On June 15, 1966, at the Shell Oil Co. Rocky Mountain Div.'s Cabin Creek, Section 8, Hydraulic Pumping Installation, a fire resulted in equipment damages of $86,000 plus the value of deferred production. Two other fires had occurred at similar installations. As a result, a comprehensive study was made to determine the possible causes, and to develop a system to minimize these fire hazards.
Before the project was begun, danger of fires connected with hydraulic pumping had been recognized, and preventive measures had been taken. The general approach was preventive measures had been taken. The general approach was as follows:
1. To minimize the probability of oil leaks by selecting proper equipment, design, and installation, and by using proper equipment, design, and installation, and by using scheduled preventive maintenance and inspection of equipment.
2. To minimize the ignition sources by equipping all gas engine powered pumps with low-tension shielded magneto systems, water-cooled exhaust manifolds and spark arrestors.
3. To disperse and space facilities at all new installations in order to reduce possible ignition sources for any given leak, and to reduce the potential damage from any fire that should occur.
4. To limit use of instrumentation such as high-low hydraulic pressure automatic shut-down and engine protective shut-down devices for low oil pressure or high coolant protective shut-down devices for low oil pressure or high coolant temperature.

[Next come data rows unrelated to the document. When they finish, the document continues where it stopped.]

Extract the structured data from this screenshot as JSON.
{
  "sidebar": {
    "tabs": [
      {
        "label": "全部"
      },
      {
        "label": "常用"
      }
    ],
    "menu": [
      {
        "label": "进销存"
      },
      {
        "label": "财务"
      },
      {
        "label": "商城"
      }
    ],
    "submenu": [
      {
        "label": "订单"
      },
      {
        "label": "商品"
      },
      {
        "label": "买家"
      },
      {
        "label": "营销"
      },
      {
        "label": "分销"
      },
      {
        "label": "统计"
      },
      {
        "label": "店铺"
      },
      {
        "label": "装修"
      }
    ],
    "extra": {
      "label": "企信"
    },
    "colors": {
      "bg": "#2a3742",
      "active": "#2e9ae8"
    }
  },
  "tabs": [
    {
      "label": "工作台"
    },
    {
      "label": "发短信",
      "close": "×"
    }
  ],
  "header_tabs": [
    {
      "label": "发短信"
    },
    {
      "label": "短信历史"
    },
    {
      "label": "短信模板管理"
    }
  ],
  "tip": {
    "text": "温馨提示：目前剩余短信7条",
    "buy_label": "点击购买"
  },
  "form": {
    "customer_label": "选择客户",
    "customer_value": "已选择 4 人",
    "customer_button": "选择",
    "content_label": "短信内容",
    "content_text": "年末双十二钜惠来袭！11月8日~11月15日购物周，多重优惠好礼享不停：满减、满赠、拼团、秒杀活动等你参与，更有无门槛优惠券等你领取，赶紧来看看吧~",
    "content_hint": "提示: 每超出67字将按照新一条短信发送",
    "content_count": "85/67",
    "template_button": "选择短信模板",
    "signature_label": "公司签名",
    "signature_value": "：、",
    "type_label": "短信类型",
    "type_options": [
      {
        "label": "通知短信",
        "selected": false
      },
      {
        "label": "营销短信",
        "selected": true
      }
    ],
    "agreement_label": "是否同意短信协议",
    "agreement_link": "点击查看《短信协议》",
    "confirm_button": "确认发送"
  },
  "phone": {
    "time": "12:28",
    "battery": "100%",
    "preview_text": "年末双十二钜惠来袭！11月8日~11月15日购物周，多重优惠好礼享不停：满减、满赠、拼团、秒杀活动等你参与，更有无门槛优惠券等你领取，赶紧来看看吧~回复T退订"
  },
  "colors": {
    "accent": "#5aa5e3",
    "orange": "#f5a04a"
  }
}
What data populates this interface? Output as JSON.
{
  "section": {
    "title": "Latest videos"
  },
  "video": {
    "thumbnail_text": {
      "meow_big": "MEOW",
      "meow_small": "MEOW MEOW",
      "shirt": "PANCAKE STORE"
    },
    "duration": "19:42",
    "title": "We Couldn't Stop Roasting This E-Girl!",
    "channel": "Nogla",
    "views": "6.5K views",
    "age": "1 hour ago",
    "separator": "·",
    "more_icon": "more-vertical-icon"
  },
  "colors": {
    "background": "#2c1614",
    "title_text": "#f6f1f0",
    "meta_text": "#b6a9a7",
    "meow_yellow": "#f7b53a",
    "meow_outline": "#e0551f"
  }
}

5. To install remote safety shut-down switches and valves to be operated in case of fire.
These basic principles are still used and are an integral part of the fire protection system. In addition to these part of the fire protection system. In addition to these principles, certain specific practices are employed. principles, certain specific practices are employed. Housekeeping
Oil spillage and leaks should not be allowed to accumulate. The triplex pump foundation should be approximately 12 in. above grade and the surrounding area should be filled with 6 in. of scoria or gravel. When ruts or dirt movement restrict good drainage, the ground around the pumps should be graded. pumps should be graded. Preventive Maintenance and Inspection Preventive Maintenance and Inspection Through a program of preventive maintenance, the hydraulic installations will be kept in better condition and fewer failures will result. The following recommendations should be followed: .
1. The flexible high pressure hoses to the high discharge pressure safety switch should be replaced at least every 2 years.
2. All safety shut-down switches should be checked monthly for proper operation.
3. A qualified pump mechanic should inspect yearly the pump and discharge connection sweep and should pressure pump and discharge connection sweep and should pressure test the sweep and pump at rated pressure.
4. The power oil manifolds should be inspected yearly by an authorized factory representative as well as by the foreman.
5. Each pumping installation should be inspected twice a year by the division safety representative and the production foreman. At this time, gas engines should be production foreman. At this time, gas engines should be inspected carefully to determine if the safety specifications are fully met. Also, the safety switches and relief valves should be checked and any unusual vibrations corrected.
All equipment should be spread out as much as practical and low spots should be avoided. The layout should consider the terrain, prevailing winds and good drainage.
Power oil pumps should be placed about 300 ft from treaters and manifolds.
|File Size||521 KB||Number of Pages||6|